§ **DATA LISTING**:
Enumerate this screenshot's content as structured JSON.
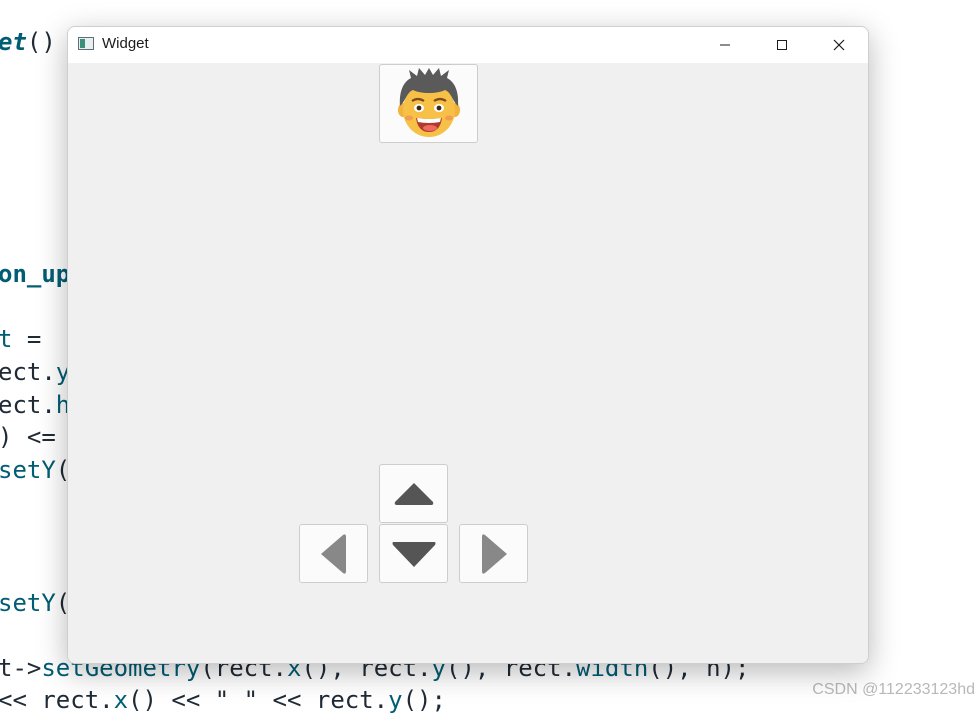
{
  "window": {
    "title": "Widget",
    "controls": {
      "minimize_icon": "minimize-icon",
      "maximize_icon": "maximize-icon",
      "close_icon": "close-icon"
    }
  },
  "avatar": {
    "icon": "smiling-boy-face-icon"
  },
  "dpad": {
    "up_icon": "arrow-up-icon",
    "left_icon": "arrow-left-icon",
    "down_icon": "arrow-down-icon",
    "right_icon": "arrow-right-icon"
  },
  "background_code": {
    "line_1": "et()",
    "line_2": "on_up",
    "line_3": "t =",
    "line_4": "ect.y",
    "line_5": "ect.h",
    "line_6": ") <=",
    "line_7": "setY(",
    "line_8": "setY(",
    "line_9": "t->setGeometry(rect.x(), rect.y(), rect.width(), h);",
    "line_10": "<< rect.x() << \" \" << rect.y();"
  },
  "watermark": "CSDN @112233123hd",
  "colors": {
    "window_bg": "#f0f0f0",
    "titlebar_bg": "#ffffff",
    "arrow_dark": "#555555",
    "arrow_mid": "#888888",
    "code_keyword": "#005d74"
  }
}
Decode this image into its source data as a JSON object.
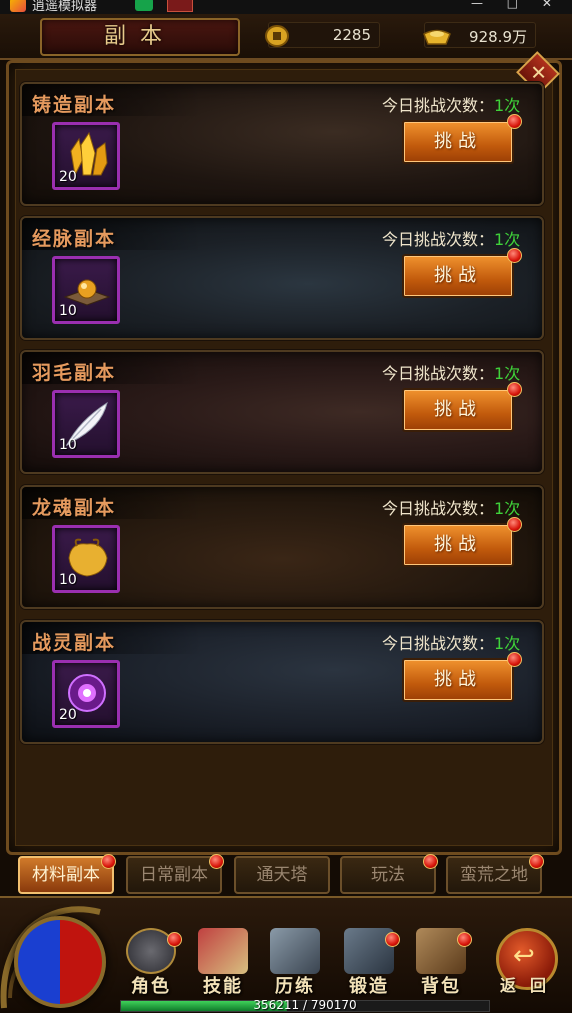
{
  "status_bar": {
    "app_text": "逍遥模拟器",
    "right_text": "— □ ✕"
  },
  "header": {
    "title": "副本",
    "coins": "2285",
    "ingots": "928.9万"
  },
  "close_label": "✕",
  "dungeons": [
    {
      "name": "铸造副本",
      "count_label": "今日挑战次数：",
      "count": "1次",
      "item_qty": "20",
      "button": "挑战",
      "item_icon": "crystal-icon"
    },
    {
      "name": "经脉副本",
      "count_label": "今日挑战次数：",
      "count": "1次",
      "item_qty": "10",
      "button": "挑战",
      "item_icon": "orb-icon"
    },
    {
      "name": "羽毛副本",
      "count_label": "今日挑战次数：",
      "count": "1次",
      "item_qty": "10",
      "button": "挑战",
      "item_icon": "feather-icon"
    },
    {
      "name": "龙魂副本",
      "count_label": "今日挑战次数：",
      "count": "1次",
      "item_qty": "10",
      "button": "挑战",
      "item_icon": "dragon-soul-icon"
    },
    {
      "name": "战灵副本",
      "count_label": "今日挑战次数：",
      "count": "1次",
      "item_qty": "20",
      "button": "挑战",
      "item_icon": "spirit-orb-icon"
    }
  ],
  "tabs": [
    {
      "label": "材料副本",
      "active": true
    },
    {
      "label": "日常副本",
      "active": false
    },
    {
      "label": "通天塔",
      "active": false
    },
    {
      "label": "玩法",
      "active": false
    },
    {
      "label": "蛮荒之地",
      "active": false
    }
  ],
  "nav": [
    {
      "label": "角色"
    },
    {
      "label": "技能"
    },
    {
      "label": "历练"
    },
    {
      "label": "锻造"
    },
    {
      "label": "背包"
    }
  ],
  "back_label": "返回",
  "exp": {
    "text": "356211 / 790170",
    "fraction": 0.4508
  },
  "colors": {
    "count_green": "#3fd23a",
    "name_orange": "#e59a5e",
    "button_orange": "#d9761e"
  }
}
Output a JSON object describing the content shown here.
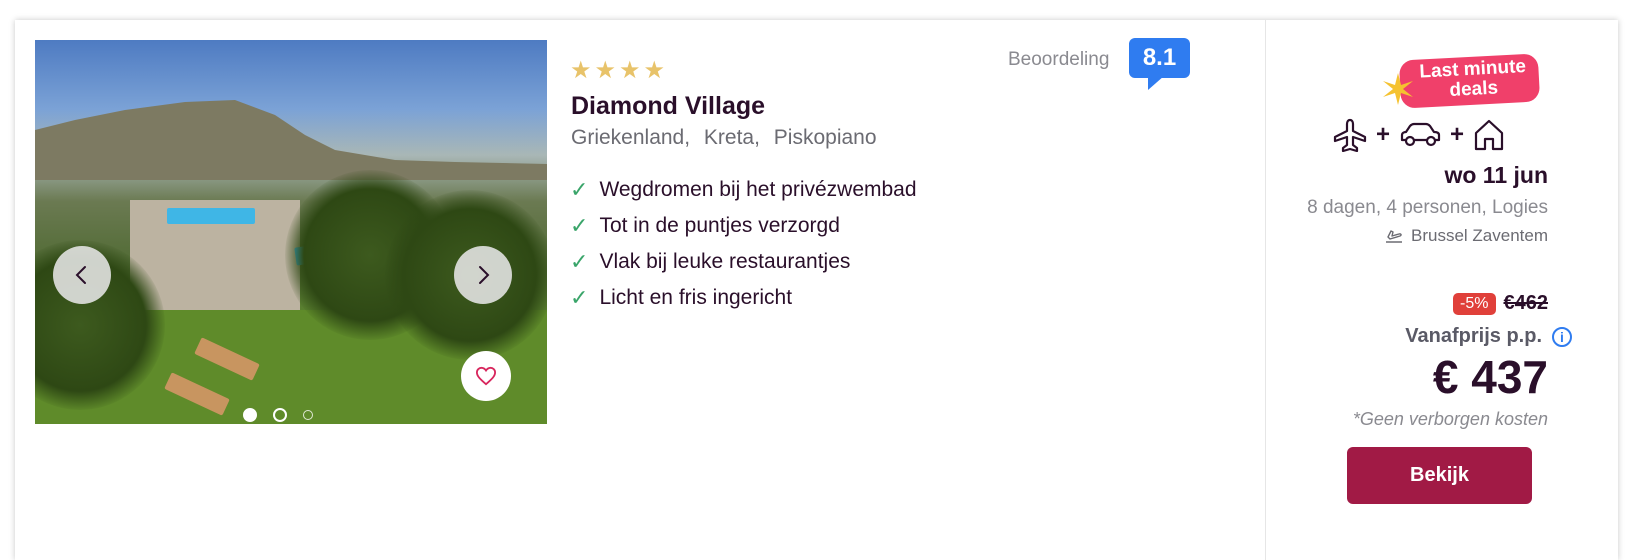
{
  "hotel": {
    "star_count": 4,
    "stars": [
      "★",
      "★",
      "★",
      "★"
    ],
    "name": "Diamond Village",
    "location": [
      "Griekenland,",
      "Kreta,",
      "Piskopiano"
    ]
  },
  "rating": {
    "label": "Beoordeling",
    "score": "8.1",
    "badge_color": "#2f7cf0"
  },
  "features": [
    "Wegdromen bij het privézwembad",
    "Tot in de puntjes verzorgd",
    "Vlak bij leuke restaurantjes",
    "Licht en fris ingericht"
  ],
  "gallery": {
    "slides_visible": 3,
    "active_index": 0
  },
  "deal": {
    "label_line1": "Last minute",
    "label_line2": "deals",
    "color": "#f0406a"
  },
  "trip": {
    "components": [
      "plane-icon",
      "car-icon",
      "house-icon"
    ],
    "plus": "+",
    "date": "wo 11 jun",
    "details": "8 dagen, 4 personen, Logies",
    "airport": "Brussel Zaventem"
  },
  "pricing": {
    "discount": "-5%",
    "old_price": "€462",
    "from_label": "Vanafprijs p.p.",
    "info_glyph": "i",
    "price": "€ 437",
    "note": "*Geen verborgen kosten",
    "cta_label": "Bekijk",
    "cta_color": "#a11a45"
  }
}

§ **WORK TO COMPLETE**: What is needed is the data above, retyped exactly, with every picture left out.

§ **OUTPUT OF THE TASK**:
Enumerate this screenshot's content as structured JSON.
{
  "window": {
    "title": "Widget",
    "controls": {
      "minimize_icon": "minimize-icon",
      "maximize_icon": "maximize-icon",
      "close_icon": "close-icon"
    }
  },
  "avatar": {
    "icon": "smiling-boy-face-icon"
  },
  "dpad": {
    "up_icon": "arrow-up-icon",
    "left_icon": "arrow-left-icon",
    "down_icon": "arrow-down-icon",
    "right_icon": "arrow-right-icon"
  },
  "background_code": {
    "line_1": "et()",
    "line_2": "on_up",
    "line_3": "t =",
    "line_4": "ect.y",
    "line_5": "ect.h",
    "line_6": ") <=",
    "line_7": "setY(",
    "line_8": "setY(",
    "line_9": "t->setGeometry(rect.x(), rect.y(), rect.width(), h);",
    "line_10": "<< rect.x() << \" \" << rect.y();"
  },
  "watermark": "CSDN @112233123hd",
  "colors": {
    "window_bg": "#f0f0f0",
    "titlebar_bg": "#ffffff",
    "arrow_dark": "#555555",
    "arrow_mid": "#888888",
    "code_keyword": "#005d74"
  }
}
Decode this image into its source data as a JSON object.
{
  "status_bar": {
    "app_text": "逍遥模拟器",
    "right_text": "— □ ✕"
  },
  "header": {
    "title": "副本",
    "coins": "2285",
    "ingots": "928.9万"
  },
  "close_label": "✕",
  "dungeons": [
    {
      "name": "铸造副本",
      "count_label": "今日挑战次数：",
      "count": "1次",
      "item_qty": "20",
      "button": "挑战",
      "item_icon": "crystal-icon"
    },
    {
      "name": "经脉副本",
      "count_label": "今日挑战次数：",
      "count": "1次",
      "item_qty": "10",
      "button": "挑战",
      "item_icon": "orb-icon"
    },
    {
      "name": "羽毛副本",
      "count_label": "今日挑战次数：",
      "count": "1次",
      "item_qty": "10",
      "button": "挑战",
      "item_icon": "feather-icon"
    },
    {
      "name": "龙魂副本",
      "count_label": "今日挑战次数：",
      "count": "1次",
      "item_qty": "10",
      "button": "挑战",
      "item_icon": "dragon-soul-icon"
    },
    {
      "name": "战灵副本",
      "count_label": "今日挑战次数：",
      "count": "1次",
      "item_qty": "20",
      "button": "挑战",
      "item_icon": "spirit-orb-icon"
    }
  ],
  "tabs": [
    {
      "label": "材料副本",
      "active": true
    },
    {
      "label": "日常副本",
      "active": false
    },
    {
      "label": "通天塔",
      "active": false
    },
    {
      "label": "玩法",
      "active": false
    },
    {
      "label": "蛮荒之地",
      "active": false
    }
  ],
  "nav": [
    {
      "label": "角色"
    },
    {
      "label": "技能"
    },
    {
      "label": "历练"
    },
    {
      "label": "锻造"
    },
    {
      "label": "背包"
    }
  ],
  "back_label": "返回",
  "exp": {
    "text": "356211 / 790170",
    "fraction": 0.4508
  },
  "colors": {
    "count_green": "#3fd23a",
    "name_orange": "#e59a5e",
    "button_orange": "#d9761e"
  }
}
Output a JSON object describing the content shown here.
{
  "hotel": {
    "star_count": 4,
    "stars": [
      "★",
      "★",
      "★",
      "★"
    ],
    "name": "Diamond Village",
    "location": [
      "Griekenland,",
      "Kreta,",
      "Piskopiano"
    ]
  },
  "rating": {
    "label": "Beoordeling",
    "score": "8.1",
    "badge_color": "#2f7cf0"
  },
  "features": [
    "Wegdromen bij het privézwembad",
    "Tot in de puntjes verzorgd",
    "Vlak bij leuke restaurantjes",
    "Licht en fris ingericht"
  ],
  "gallery": {
    "slides_visible": 3,
    "active_index": 0
  },
  "deal": {
    "label_line1": "Last minute",
    "label_line2": "deals",
    "color": "#f0406a"
  },
  "trip": {
    "components": [
      "plane-icon",
      "car-icon",
      "house-icon"
    ],
    "plus": "+",
    "date": "wo 11 jun",
    "details": "8 dagen, 4 personen, Logies",
    "airport": "Brussel Zaventem"
  },
  "pricing": {
    "discount": "-5%",
    "old_price": "€462",
    "from_label": "Vanafprijs p.p.",
    "info_glyph": "i",
    "price": "€ 437",
    "note": "*Geen verborgen kosten",
    "cta_label": "Bekijk",
    "cta_color": "#a11a45"
  }
}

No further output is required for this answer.